Hardisty is a member of the Dene First Nation from Fort Simpson in the Northwest Territories who has performed internationally from Seattle to Iqaluit. He studied at the Gulf Island School of Performing Arts, and has released two albums. In 2012, his debut CD 12:12 won the Aboriginal Peoples Choice Music Award for Best Fiddle CD. 

“It was quite an adventure flying him down [from the Northwest Territories],” said festival president Sarah Lowis. “So we thought, well, we’re bringing him all this way, let’s make the most of it. Let’s have a house concert and let’s have a workshop.” 

Hardisty will lead a fiddle workshop at the Highland Centre in Roberts Creek on Thursday evening, followed by a house concert on Friday, April 22. At the concert, Hardisty’s folk fiddle virtuosity will be complemented by Andy Hillhouse, one of Canada’s premier Celtic guitarists. 

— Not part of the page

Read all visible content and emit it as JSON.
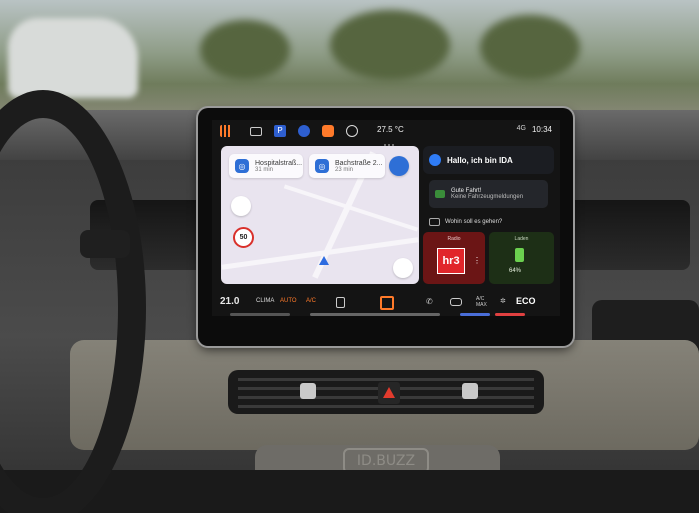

The adjudicator for the Bowed Strings category was John “Adidam” Littlejohn, a violist and hip-hop artist. Littlejohn is a graduate of the Peabody Institute of The Johns Hopkins University in Baltimore. He is currently a faculty member at the Vancouver Academy of Music and also serves as an associate pastor at Kingdom Life Community Church in Langley. 

The festival’s dance competition will take place on Saturday, April 23 at the Gibsons Heritage Playhouse. 

The festival resumes on April 26 for a week dedicated to vocal and choral singing, bands, woodwinds and brass, harp, and speech arts. Members of the public are invited to attend all performances at no cost. 

Live streaming of the performances and adjudications is also available at the festival’s website: 

A highlights concert is scheduled at the Gibsons Heritage Playhouse on Saturday, May 7, which will feature a cross-section of artists vying to compete at the BC Provincial Festival in early June.